Prigent’s poems stripped away layer after layer of history, and underneath was a body. The poems return relentlessly to the dead; to the casket, sarcophagus, tomb, or pyre; to the sheer masses of the dead; to the end of a civilization. He invited my imagination to confront its fear and to enter the burial mound. And then he left me with a pile of wrappings: translation’s glorious and unsolvable mystery.

Claire Eder’s poems and translations are forthcoming or have appeared in the Cincinnati Review, Subtropics, the Florida Review, [PANK], Midwestern Gothic, The Common, and Guernica, among other publications. In 2015, she was selected to receive an American Literary Translators Association (ALTA) Travel Fellowship. She graduated from the University of Florida’s MFA program and is currently pursuing a PhD in poetry at Ohio University.

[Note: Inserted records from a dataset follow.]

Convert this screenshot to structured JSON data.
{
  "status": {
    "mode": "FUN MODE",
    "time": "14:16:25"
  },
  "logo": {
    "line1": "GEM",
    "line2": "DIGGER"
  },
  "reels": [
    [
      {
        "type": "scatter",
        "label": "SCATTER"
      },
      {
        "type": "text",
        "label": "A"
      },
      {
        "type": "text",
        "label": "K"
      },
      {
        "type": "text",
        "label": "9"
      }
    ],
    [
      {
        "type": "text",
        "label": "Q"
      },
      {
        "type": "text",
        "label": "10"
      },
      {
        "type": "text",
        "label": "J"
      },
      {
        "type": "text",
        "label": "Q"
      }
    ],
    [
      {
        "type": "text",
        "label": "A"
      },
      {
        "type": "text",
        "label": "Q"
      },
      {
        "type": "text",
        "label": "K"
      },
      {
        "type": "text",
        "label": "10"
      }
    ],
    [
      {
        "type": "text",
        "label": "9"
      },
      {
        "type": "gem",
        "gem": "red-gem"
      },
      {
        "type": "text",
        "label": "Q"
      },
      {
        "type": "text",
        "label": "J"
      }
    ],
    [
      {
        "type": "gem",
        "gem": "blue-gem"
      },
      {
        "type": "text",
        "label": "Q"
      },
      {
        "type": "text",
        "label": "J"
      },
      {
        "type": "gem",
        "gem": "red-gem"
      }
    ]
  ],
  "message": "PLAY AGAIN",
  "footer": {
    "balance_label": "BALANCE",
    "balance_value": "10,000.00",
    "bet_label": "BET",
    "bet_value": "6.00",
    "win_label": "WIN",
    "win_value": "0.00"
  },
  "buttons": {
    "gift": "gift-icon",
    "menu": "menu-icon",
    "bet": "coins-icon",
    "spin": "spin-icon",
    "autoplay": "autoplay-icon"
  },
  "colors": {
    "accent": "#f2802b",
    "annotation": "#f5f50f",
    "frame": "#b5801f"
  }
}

Christian Prigent was born in Saint-Brieuc in 1945. He has lived in Rome and Berlin and currently resides in Brittany. He earned a doctorate, writing a dissertation on the poetry of Francis Ponge, and from 1967 to 2005 taught French language and literature at the high school level. In 1969 he founded the avant-garde journal TXT and the TXT book series, which he directed until 1993. He is the author of some forty books of poetry, fiction, non-fiction, interviews, and essays on literature and painting. He regularly gives public readings of his work throughout the world. His most recent publications include Les Enfances Chino [Chino’s Childhoods] (2013, fiction), La Vie moderne [Modern Life] (2012, poetry), and La Langue et ses monstres [Language and Its Monsters] (2014, essays).


Amalia Avramidou, “The Phersu Game Revisited,” Etruscan Studies 12 (2009): 73-87.

Agnes Carr Vaughan, Those Mysterious Etruscans (New York: Doubleday, 1964).

Gaston Bachelard, The Poetics of Reverie, trans. Daniel Russell (Boston: Beacon Press, 1969), 18.

Hélène Cixous, "The School of Dreams," Three Steps on the Ladder of Writing, trans. Sarah Cornell and Susan Sellers (New York: Columbia University Press), 59.

Guy Debord, "Theory of the Dérive," trans. Ken Knabb, Les Lèvres Nues #9 (November, 1956), reprinted in Internationale Situationniste #2 (December, 1958). Accessed at Situationist International Online, March 2, 2016.